The House Financial Services Subcommittee on oversight and investigations held a hearing on Thursday examining how servicers provided clarity and information on the CARES Act and forbearance options for borrowers.
The discussion, titled “Protecting Homeowners During the Pandemic: Oversight of Mortgage Servicers Implementation of the CARES Act” also investigated disproportionately affected lower income households and communities of color.
Witnesses Alys Cohen, staff attorney for the National Consumer Law Center, Marcia Griffin, founder and president of HomeFree-USA and Donnell Williams, president of the National Association of Real Estate Brokers, were in agreement that a gap consisting of “incomplete and inconsistent” information regarding forbearance was occurring between servicers and American borrowers.
“Federal regulators must increase oversight and ensure mortgage assistance meets the needs of diverse communities of homeowners, improve regulations, including recent CFPB rules that leave homeowners at risk, and consider future reforms in the mortgage servicing industry,” said Cohen.
Several witnesses and representatives such as Rashida Tlaib of Michigan and Nydia Velaquez of New York said it was the responsibility of the servicer and the government to provide proper information and assistance – saying many borrowers in forbearance within their districts weren’t aware of the 180-day initial forbearance period or the up to one-year extension.
Andy Barr, ranking member for the subcommittee, and witness Ed DeMarco, president of the Housing Policy Council, were in agreement that servicers pivoted in a timely manner and were “better prepared and more nimble today than they were in past crises.” They supported the idea that it was more the responsibility of the borrower to maintain communication with servicers during periods of possible forbearance.
DeMarco said HPC members and other mortgage servicers extended forbearance to homeowners who do not have federally backed loans and began offering forbearance options before the passage of the CARES Act.
“From the outset of this emergency, HPC members have been committed to keeping individual borrowers and families in their homes,” said DeMarco. “We have been doing this in partnership with many others, including government agencies and federal regulators, Congress, nonprofit and community organizations, as well as other stakeholders, including those testifying with me today.”
All witnesses were in agreement that a history of systemic discrimination is being maintained in the housing industry. Williams said there is a 13% gap between Black homeowners and white homeowners receiving forbearance and urged Congress to allocate specific funds targeted to the preservation of Black homeownership.
“It is well documented the COVID-19 pandemic has had a crushing and devastating effect on Black homeowners, putting a deep economic strain on many Black borrowers who have worked hard to achieve the ‘American Dream’ of homeownership,” Williams said. “As of mid-June 2020, roughly 24% of Black homeowners reported some difficulty making their mortgage payments compared to white homeowners.”

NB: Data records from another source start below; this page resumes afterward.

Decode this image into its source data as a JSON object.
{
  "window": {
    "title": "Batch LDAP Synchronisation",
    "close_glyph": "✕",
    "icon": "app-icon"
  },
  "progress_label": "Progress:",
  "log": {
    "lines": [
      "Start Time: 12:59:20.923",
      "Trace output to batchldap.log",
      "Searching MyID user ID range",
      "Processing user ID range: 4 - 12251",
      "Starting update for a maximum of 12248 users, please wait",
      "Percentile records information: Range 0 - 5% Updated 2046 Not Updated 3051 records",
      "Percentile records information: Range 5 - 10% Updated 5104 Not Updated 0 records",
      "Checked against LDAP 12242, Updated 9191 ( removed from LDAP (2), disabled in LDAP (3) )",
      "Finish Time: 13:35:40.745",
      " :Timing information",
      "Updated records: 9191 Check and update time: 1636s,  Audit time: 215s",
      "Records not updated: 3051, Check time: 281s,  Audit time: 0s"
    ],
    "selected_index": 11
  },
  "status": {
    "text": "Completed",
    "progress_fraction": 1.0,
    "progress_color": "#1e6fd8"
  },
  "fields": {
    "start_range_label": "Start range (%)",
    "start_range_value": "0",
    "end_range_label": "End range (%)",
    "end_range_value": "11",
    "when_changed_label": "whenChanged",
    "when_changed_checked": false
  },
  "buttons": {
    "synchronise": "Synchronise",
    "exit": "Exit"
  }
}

Al Green, chairman of the subcommittee, proposed a department of reconciliation with the responsibility of dealing with racism in not only the industry but within the country that would report to the president and maintain a secretary of reconciliation. All members in attendance, except DeMarco, agreed the position should exist.